■ What the task requires: Count every line in the following entries where the word "true" appears. Give the count alone.

#### Records shown

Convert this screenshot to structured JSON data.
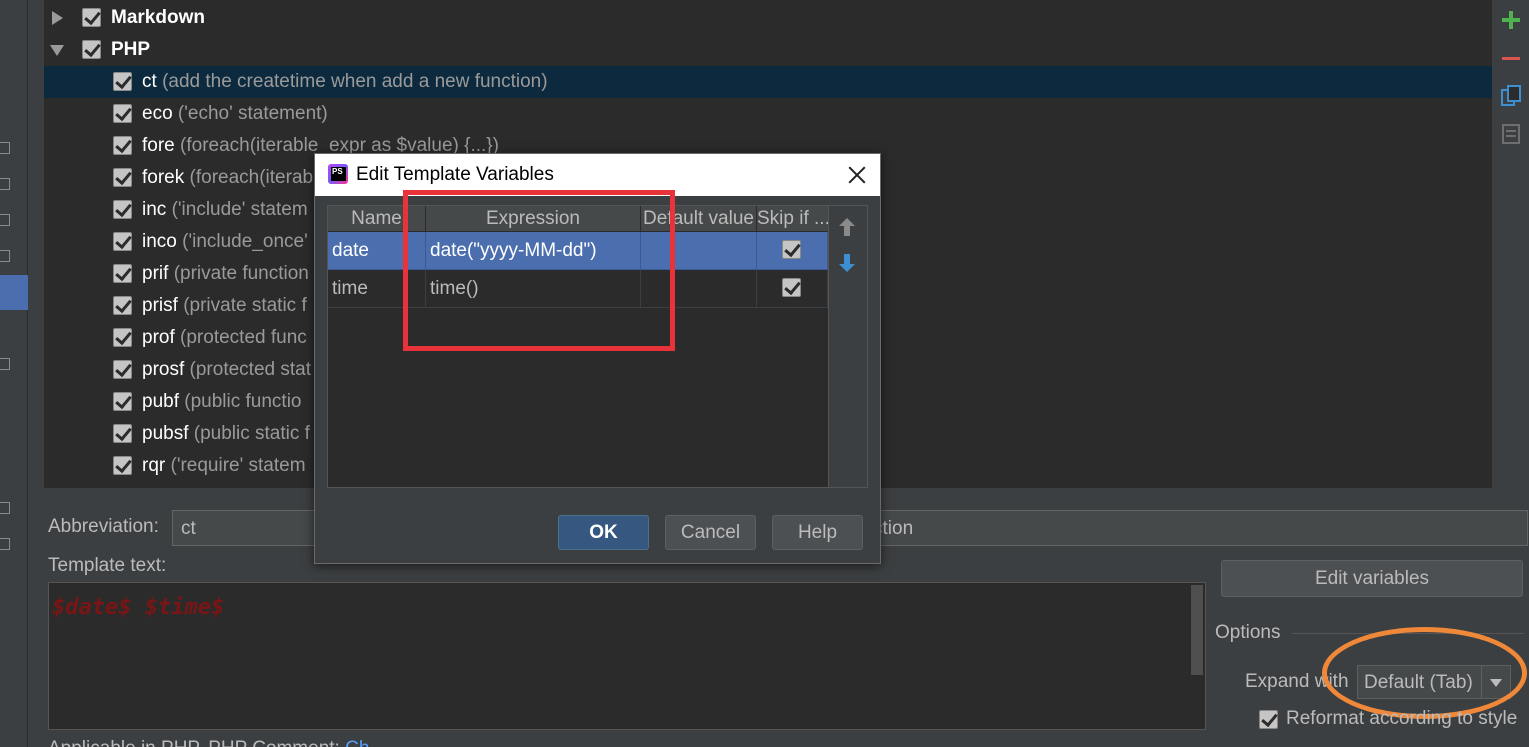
{
  "tree": {
    "groups": [
      {
        "label": "Markdown",
        "expanded": false
      },
      {
        "label": "PHP",
        "expanded": true
      }
    ],
    "items": [
      {
        "abbr": "ct",
        "desc": "(add the createtime when add a new function)",
        "selected": true
      },
      {
        "abbr": "eco",
        "desc": "('echo' statement)"
      },
      {
        "abbr": "fore",
        "desc": "(foreach(iterable_expr as $value) {...})"
      },
      {
        "abbr": "forek",
        "desc": "(foreach(iterab"
      },
      {
        "abbr": "inc",
        "desc": "('include' statem"
      },
      {
        "abbr": "inco",
        "desc": "('include_once'"
      },
      {
        "abbr": "prif",
        "desc": "(private function"
      },
      {
        "abbr": "prisf",
        "desc": "(private static f"
      },
      {
        "abbr": "prof",
        "desc": "(protected func"
      },
      {
        "abbr": "prosf",
        "desc": "(protected stat"
      },
      {
        "abbr": "pubf",
        "desc": "(public functio"
      },
      {
        "abbr": "pubsf",
        "desc": "(public static f"
      },
      {
        "abbr": "rqr",
        "desc": "('require' statem"
      }
    ]
  },
  "toolbar": {
    "add_icon": "plus-icon",
    "remove_icon": "minus-icon",
    "copy_icon": "copy-icon",
    "extra_icon": "list-icon"
  },
  "editor": {
    "abbreviation_label": "Abbreviation:",
    "abbreviation_value": "ct",
    "description_value": "ction",
    "template_label": "Template text:",
    "template_text": "$date$ $time$",
    "edit_variables_label": "Edit variables",
    "options_label": "Options",
    "expand_with_label": "Expand with",
    "expand_with_value": "Default (Tab)",
    "reformat_label": "Reformat according to style",
    "applicable_label": "Applicable in PHP, PHP Comment; ",
    "applicable_link": "Ch"
  },
  "dialog": {
    "title": "Edit Template Variables",
    "columns": [
      "Name",
      "Expression",
      "Default value",
      "Skip if ..."
    ],
    "rows": [
      {
        "name": "date",
        "expression": "date(\"yyyy-MM-dd\")",
        "default": "",
        "skip": true
      },
      {
        "name": "time",
        "expression": "time()",
        "default": "",
        "skip": true
      }
    ],
    "ok_label": "OK",
    "cancel_label": "Cancel",
    "help_label": "Help"
  },
  "colors": {
    "annotation_red": "#e8333a",
    "annotation_orange": "#f0883a",
    "selection": "#4b6eaf"
  }
}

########

■ Output for this task: 4